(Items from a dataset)
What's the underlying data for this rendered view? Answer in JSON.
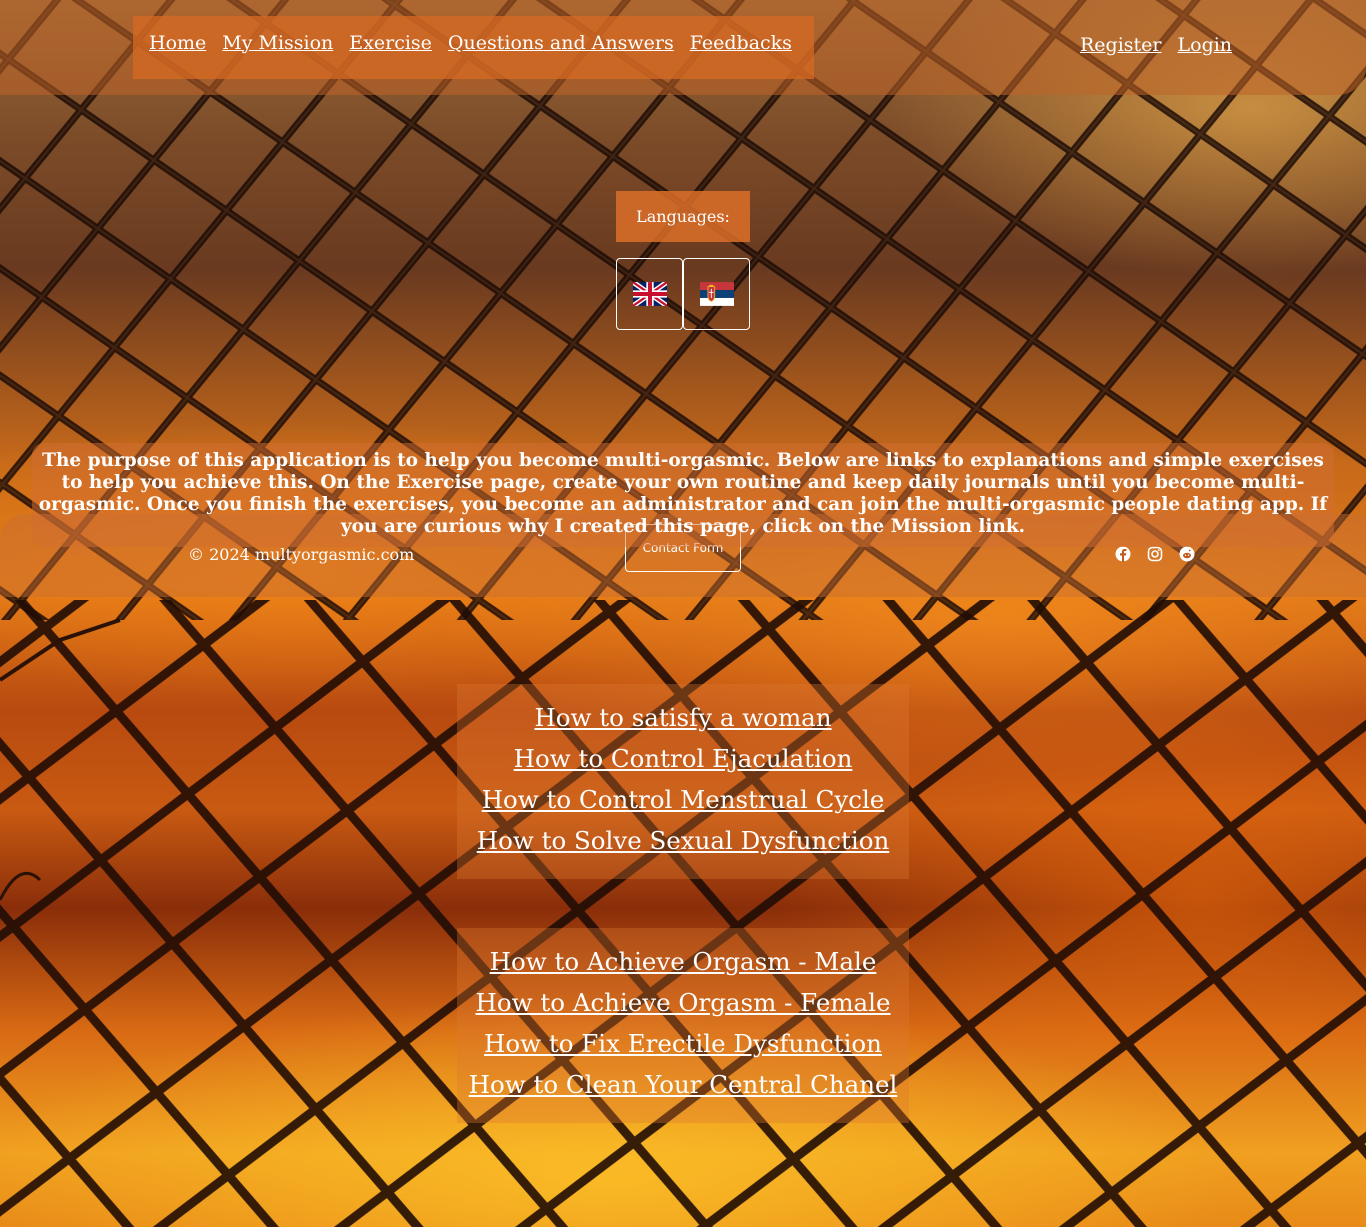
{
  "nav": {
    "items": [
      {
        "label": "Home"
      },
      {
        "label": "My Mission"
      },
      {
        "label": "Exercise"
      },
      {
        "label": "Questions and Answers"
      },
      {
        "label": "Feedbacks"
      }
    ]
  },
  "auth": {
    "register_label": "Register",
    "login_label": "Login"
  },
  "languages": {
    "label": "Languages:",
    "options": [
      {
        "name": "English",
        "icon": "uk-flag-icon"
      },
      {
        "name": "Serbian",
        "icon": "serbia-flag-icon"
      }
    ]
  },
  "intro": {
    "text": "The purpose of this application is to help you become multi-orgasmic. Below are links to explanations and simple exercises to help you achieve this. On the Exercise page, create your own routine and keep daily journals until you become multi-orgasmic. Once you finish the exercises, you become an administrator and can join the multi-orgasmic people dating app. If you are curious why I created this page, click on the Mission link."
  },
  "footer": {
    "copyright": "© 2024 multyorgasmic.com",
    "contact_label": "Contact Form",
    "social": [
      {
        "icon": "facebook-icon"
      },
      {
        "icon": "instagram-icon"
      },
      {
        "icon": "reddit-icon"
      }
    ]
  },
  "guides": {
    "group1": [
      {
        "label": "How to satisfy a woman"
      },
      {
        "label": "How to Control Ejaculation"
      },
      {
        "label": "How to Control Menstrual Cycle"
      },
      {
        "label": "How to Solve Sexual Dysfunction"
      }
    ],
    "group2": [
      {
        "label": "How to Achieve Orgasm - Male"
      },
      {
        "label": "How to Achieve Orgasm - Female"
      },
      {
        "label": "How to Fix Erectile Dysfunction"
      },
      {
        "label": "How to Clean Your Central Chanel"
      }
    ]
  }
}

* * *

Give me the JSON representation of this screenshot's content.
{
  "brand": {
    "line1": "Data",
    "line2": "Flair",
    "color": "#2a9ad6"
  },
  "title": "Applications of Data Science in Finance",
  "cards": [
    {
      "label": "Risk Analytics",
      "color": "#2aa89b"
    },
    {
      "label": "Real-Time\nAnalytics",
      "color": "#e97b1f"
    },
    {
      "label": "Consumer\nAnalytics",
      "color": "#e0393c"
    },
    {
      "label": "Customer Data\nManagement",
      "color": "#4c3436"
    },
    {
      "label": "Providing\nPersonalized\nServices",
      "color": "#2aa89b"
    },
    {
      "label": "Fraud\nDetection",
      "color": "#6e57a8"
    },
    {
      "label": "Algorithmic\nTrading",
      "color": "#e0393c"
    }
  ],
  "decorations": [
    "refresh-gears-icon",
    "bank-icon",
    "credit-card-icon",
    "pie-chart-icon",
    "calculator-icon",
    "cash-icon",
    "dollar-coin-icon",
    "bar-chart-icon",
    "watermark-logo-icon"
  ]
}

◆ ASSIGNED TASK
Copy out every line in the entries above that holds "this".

◆ TASK RESPONSE
What's the underlying data for this rendered view? Answer in JSON.
    "text": "The purpose of this application is to help you become multi-orgasmic. Below are links to explanations and simple exercises to help you achieve this. On the Exercise page, create your own routine and keep daily journals until you become multi-orgasmic. Once you finish the exercises, you become an administrator and can join the multi-orgasmic people dating app. If you are curious why I created this page, click on the Mission link."
Give me the JSON representation of this screenshot's content.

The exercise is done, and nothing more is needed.